 Here, DSS's right to recover accrued and the implied contract with defendant was created when she refused to make her income and resources available for her husband's support, at the approximate time that DSS examined her income and resources and found that she was sufficiently able to pay for her husband's care.   At no time did defendant either challenge the DSS's assessment (see, Social Services Law § 366-c [8][a], [b] and [c]) or respond to the letters sent in 1994 and 1995 advising her that legal action would be taken if she failed to respond.

The question presented in Matter of Estate of Craig, supra, 82 N.Y.2d 388, 604 N.Y.S.2d 908, 624 N.E.2d 1003, was whether the Wayne County Department of Social Services could recoup Medicaid payments provided to a man whose wife, at the time the payments were made, and for the balance of her life, lacked sufficient means to be considered a responsible relative.   The wife's estate, however, consisted of assets in excess of the amount of Medicaid payments made on behalf of the husband.   The Court of Appeals held that “[n]o express, implied or statutory obligation devolved on [the wife's] estate in these circumstances, for she concededly had insufficient means and resources at the time of the accrual of the Medicaid bill for her husband.”  (82 N.Y.2d at 394, 604 N.Y.S.2d 908, 624 N.E.2d 1003.)   While defendant relies on the Court's statement in Craig that a “ ‘responsible relative’․ is determined by the sufficient ability to pay at the time the expenses are incurred” (at 392, 604 N.Y.S.2d 908, 624 N.E.2d 1003), this statement does not stand for the broad proposition that DSS must continue to monitor the responsible relative's ability throughout the period care is provided where its right to recover accrued upon the community spouse's refusal to support the institutionalized spouse.

Defendant's reliance on Matter of Steuben County Dept. of Social Services v. Deats, supra, 76 N.Y.2d 451, 560 N.Y.S.2d 404, 560 N.E.2d 760 is similarly misplaced.   In that case, the Steuben County Department sought to recover from an unwed father for medical care of both the mother and child in connection with the birth.   As was the case in Matter of Estate of Craig, there was no refusal to pay on the part of the responsible party, and it was undisputed that he was without sufficient income and resources at the time the expenses were incurred.

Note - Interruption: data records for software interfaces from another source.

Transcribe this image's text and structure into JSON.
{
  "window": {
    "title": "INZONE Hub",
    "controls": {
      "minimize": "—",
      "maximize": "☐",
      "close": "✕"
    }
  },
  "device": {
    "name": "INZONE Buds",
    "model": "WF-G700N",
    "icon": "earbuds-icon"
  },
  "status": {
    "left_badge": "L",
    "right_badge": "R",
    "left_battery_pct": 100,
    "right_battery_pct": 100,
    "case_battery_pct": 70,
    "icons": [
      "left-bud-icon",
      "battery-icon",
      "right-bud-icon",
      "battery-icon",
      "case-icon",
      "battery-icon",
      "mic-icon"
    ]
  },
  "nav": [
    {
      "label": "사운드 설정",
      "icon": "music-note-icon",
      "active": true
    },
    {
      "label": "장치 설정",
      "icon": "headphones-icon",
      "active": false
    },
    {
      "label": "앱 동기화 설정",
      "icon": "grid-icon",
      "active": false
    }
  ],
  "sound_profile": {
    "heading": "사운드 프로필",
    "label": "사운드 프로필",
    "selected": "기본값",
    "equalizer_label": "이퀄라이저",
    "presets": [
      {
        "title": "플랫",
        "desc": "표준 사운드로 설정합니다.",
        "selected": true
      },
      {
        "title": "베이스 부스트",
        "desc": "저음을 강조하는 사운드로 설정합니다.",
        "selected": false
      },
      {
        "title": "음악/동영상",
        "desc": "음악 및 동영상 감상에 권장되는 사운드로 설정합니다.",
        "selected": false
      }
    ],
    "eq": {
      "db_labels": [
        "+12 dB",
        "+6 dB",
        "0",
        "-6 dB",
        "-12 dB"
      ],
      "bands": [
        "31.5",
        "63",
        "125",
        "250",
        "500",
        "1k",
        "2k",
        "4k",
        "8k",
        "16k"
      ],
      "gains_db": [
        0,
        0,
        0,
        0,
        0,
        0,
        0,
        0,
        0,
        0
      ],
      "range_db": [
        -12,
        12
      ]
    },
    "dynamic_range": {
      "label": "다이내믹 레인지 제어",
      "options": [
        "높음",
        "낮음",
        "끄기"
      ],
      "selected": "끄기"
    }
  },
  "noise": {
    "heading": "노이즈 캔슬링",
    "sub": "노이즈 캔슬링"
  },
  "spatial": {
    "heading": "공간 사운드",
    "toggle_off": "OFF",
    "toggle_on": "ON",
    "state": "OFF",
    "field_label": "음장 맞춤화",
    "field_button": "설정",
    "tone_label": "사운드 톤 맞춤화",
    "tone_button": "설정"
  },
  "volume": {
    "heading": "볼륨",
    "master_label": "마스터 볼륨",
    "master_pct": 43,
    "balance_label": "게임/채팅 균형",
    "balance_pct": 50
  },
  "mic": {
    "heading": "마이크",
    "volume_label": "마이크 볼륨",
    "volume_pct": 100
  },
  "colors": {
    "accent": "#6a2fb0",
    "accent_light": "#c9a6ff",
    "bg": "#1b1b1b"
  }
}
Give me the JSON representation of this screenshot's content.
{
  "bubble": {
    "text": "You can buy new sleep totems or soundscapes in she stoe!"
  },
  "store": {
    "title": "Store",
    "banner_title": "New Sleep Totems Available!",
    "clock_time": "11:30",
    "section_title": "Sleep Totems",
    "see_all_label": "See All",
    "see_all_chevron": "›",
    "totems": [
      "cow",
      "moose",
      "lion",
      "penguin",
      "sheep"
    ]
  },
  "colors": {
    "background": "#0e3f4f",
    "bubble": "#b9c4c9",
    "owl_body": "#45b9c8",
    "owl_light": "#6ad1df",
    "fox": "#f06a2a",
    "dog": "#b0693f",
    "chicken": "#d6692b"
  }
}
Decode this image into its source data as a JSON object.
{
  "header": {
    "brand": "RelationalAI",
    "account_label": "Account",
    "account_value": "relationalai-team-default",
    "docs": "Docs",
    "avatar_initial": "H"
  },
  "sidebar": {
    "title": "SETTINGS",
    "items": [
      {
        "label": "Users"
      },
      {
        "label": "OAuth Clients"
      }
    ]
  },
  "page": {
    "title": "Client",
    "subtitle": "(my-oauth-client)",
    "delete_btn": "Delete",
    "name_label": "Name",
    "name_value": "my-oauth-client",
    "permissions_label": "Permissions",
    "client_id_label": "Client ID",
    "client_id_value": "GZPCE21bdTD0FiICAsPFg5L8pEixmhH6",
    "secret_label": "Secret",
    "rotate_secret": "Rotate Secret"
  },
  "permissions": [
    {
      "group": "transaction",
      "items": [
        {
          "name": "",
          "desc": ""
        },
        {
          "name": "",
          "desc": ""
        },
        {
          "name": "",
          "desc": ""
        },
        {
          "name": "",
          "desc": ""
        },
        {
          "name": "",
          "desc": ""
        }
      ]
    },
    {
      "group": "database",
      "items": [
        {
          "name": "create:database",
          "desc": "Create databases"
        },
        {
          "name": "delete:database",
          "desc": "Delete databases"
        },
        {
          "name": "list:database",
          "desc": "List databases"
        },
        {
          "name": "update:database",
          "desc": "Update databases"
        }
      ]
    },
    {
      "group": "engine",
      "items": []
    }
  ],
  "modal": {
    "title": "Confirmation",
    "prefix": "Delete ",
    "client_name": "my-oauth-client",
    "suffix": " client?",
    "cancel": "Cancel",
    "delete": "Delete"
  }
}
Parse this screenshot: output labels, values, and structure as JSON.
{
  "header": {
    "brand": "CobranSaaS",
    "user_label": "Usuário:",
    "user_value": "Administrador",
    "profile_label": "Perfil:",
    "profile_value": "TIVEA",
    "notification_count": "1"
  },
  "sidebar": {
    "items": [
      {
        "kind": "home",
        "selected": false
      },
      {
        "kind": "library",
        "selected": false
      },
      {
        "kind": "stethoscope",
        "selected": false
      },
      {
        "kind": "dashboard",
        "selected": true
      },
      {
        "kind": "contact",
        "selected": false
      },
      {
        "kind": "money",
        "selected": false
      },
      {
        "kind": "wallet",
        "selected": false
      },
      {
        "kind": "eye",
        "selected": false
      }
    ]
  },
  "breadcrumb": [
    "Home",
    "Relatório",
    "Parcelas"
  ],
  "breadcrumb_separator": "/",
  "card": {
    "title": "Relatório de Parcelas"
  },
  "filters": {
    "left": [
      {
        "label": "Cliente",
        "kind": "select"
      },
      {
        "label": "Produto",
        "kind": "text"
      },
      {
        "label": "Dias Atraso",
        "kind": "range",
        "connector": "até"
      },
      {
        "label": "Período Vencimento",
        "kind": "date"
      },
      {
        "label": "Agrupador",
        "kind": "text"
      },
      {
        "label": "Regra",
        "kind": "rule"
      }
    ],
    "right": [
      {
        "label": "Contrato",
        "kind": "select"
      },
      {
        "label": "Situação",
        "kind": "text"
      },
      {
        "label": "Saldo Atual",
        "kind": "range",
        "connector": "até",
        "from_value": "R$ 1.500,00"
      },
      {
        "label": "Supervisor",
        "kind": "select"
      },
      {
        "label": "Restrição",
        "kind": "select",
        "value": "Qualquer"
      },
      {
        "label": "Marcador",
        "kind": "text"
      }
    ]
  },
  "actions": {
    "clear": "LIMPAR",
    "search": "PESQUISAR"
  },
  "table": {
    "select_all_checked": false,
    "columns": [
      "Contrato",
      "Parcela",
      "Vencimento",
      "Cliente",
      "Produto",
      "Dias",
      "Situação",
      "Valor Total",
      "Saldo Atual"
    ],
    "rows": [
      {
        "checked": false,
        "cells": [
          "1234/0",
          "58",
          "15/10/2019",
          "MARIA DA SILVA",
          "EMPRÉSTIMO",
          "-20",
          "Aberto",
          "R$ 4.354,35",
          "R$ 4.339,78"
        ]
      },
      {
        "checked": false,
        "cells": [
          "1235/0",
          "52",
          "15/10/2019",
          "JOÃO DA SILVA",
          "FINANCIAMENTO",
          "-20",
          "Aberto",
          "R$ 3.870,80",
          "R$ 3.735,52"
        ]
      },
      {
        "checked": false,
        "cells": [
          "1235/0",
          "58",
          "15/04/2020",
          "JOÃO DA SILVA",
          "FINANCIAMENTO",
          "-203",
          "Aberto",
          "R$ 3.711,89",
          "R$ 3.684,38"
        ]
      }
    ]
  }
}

Reargument granted, and upon reargument, the Decision and Order of this Court entered herein on September 7, 2000 is hereby recalled and vacated.   See M-5984 and M-6976 decided simultaneously herewith.